Sandalwood is a highly aromatic wood that grows throughout Southeast Asia and the islands of the South Pacific. Because of its aromatic qualities, it originally became a sacred wood for a number of different people groups. From there, its influence, or perhaps I should say “its scent,” has spread around the world, especially for use in perfumes, candles, incense and soaps. I cannot find a place which sells sandalwood boards or turning pieces. In searching, the biggest piece I found was just shy of six cubic inches and is priced at over $800.

Agarwood

Agarwood is another aromatic wood from Southeast Asia. Like Sandalwood, it is not used as boards or for turning, although some small carvings have been done with it. Rather the wood is prized for its aromatic qualities. Much of the rarity of this wood comes from the fact that it only forms due to an infection of the heartwood of the Aquilaria tree. Before infection, the heartwood is odorless. Its most common uses are for incense and perfumes. I found a small carving online, weighing 312 grams, which contained Agarwood; its price tag was $15,000.

American Hardwoods
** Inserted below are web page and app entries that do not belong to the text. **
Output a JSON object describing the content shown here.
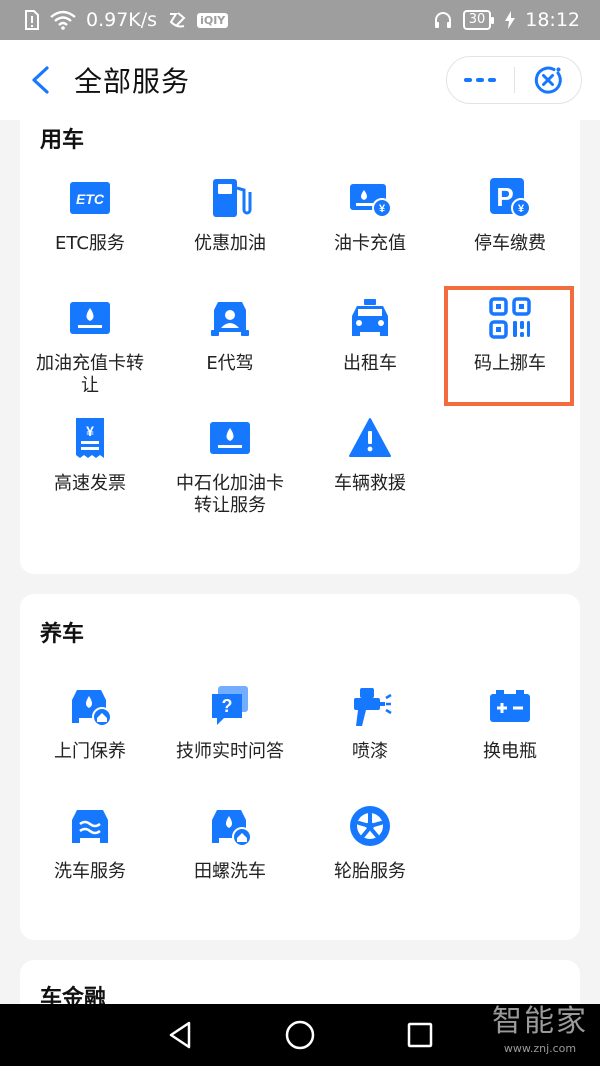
{
  "status_bar": {
    "speed": "0.97K/s",
    "battery": "30",
    "time": "18:12"
  },
  "header": {
    "title": "全部服务"
  },
  "sections": [
    {
      "title": "用车",
      "items": [
        {
          "label": "ETC服务",
          "icon": "etc-icon"
        },
        {
          "label": "优惠加油",
          "icon": "fuel-pump-icon"
        },
        {
          "label": "油卡充值",
          "icon": "fuel-card-recharge-icon"
        },
        {
          "label": "停车缴费",
          "icon": "parking-fee-icon"
        },
        {
          "label": "加油充值卡转让",
          "icon": "fuel-card-transfer-icon"
        },
        {
          "label": "E代驾",
          "icon": "designated-driver-icon"
        },
        {
          "label": "出租车",
          "icon": "taxi-icon"
        },
        {
          "label": "码上挪车",
          "icon": "qr-code-icon"
        },
        {
          "label": "高速发票",
          "icon": "invoice-icon"
        },
        {
          "label": "中石化加油卡转让服务",
          "icon": "sinopec-card-transfer-icon"
        },
        {
          "label": "车辆救援",
          "icon": "warning-icon"
        }
      ]
    },
    {
      "title": "养车",
      "items": [
        {
          "label": "上门保养",
          "icon": "car-maintenance-home-icon"
        },
        {
          "label": "技师实时问答",
          "icon": "question-chat-icon"
        },
        {
          "label": "喷漆",
          "icon": "spray-gun-icon"
        },
        {
          "label": "换电瓶",
          "icon": "battery-icon"
        },
        {
          "label": "洗车服务",
          "icon": "car-wash-icon"
        },
        {
          "label": "田螺洗车",
          "icon": "car-wash-home-icon"
        },
        {
          "label": "轮胎服务",
          "icon": "tire-icon"
        }
      ]
    },
    {
      "title": "车金融",
      "items": []
    }
  ],
  "watermark": {
    "main": "智能家",
    "sub": "www.znj.com"
  },
  "colors": {
    "accent": "#1677ff",
    "highlight": "#f36c3d",
    "background": "#f4f4f4"
  }
}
In comparison to the woods listed above, American hardwoods are considerably less expensive. Part of that is due to the ready supply of these woods, with none of them nearing extinction. But another part is that they don’t have to be shipped from overseas, an expensive operation. While we may not find the same wild grain patterns on these domestic hardwoods as some of those mentioned above, they still make beautiful furniture. Adding in the others as accents can only improve on how our native hardwoods look.

When we talk about native American hardwoods, we are normally talking about: walnut, oak, cherry, maple, basswood and ash. While these are not the only hardwoods that grow on American soil, they are the most commonly available. However, those who have land and a sawmill can harvest other types of wood, converting them to boards for a variety of projects.

/* */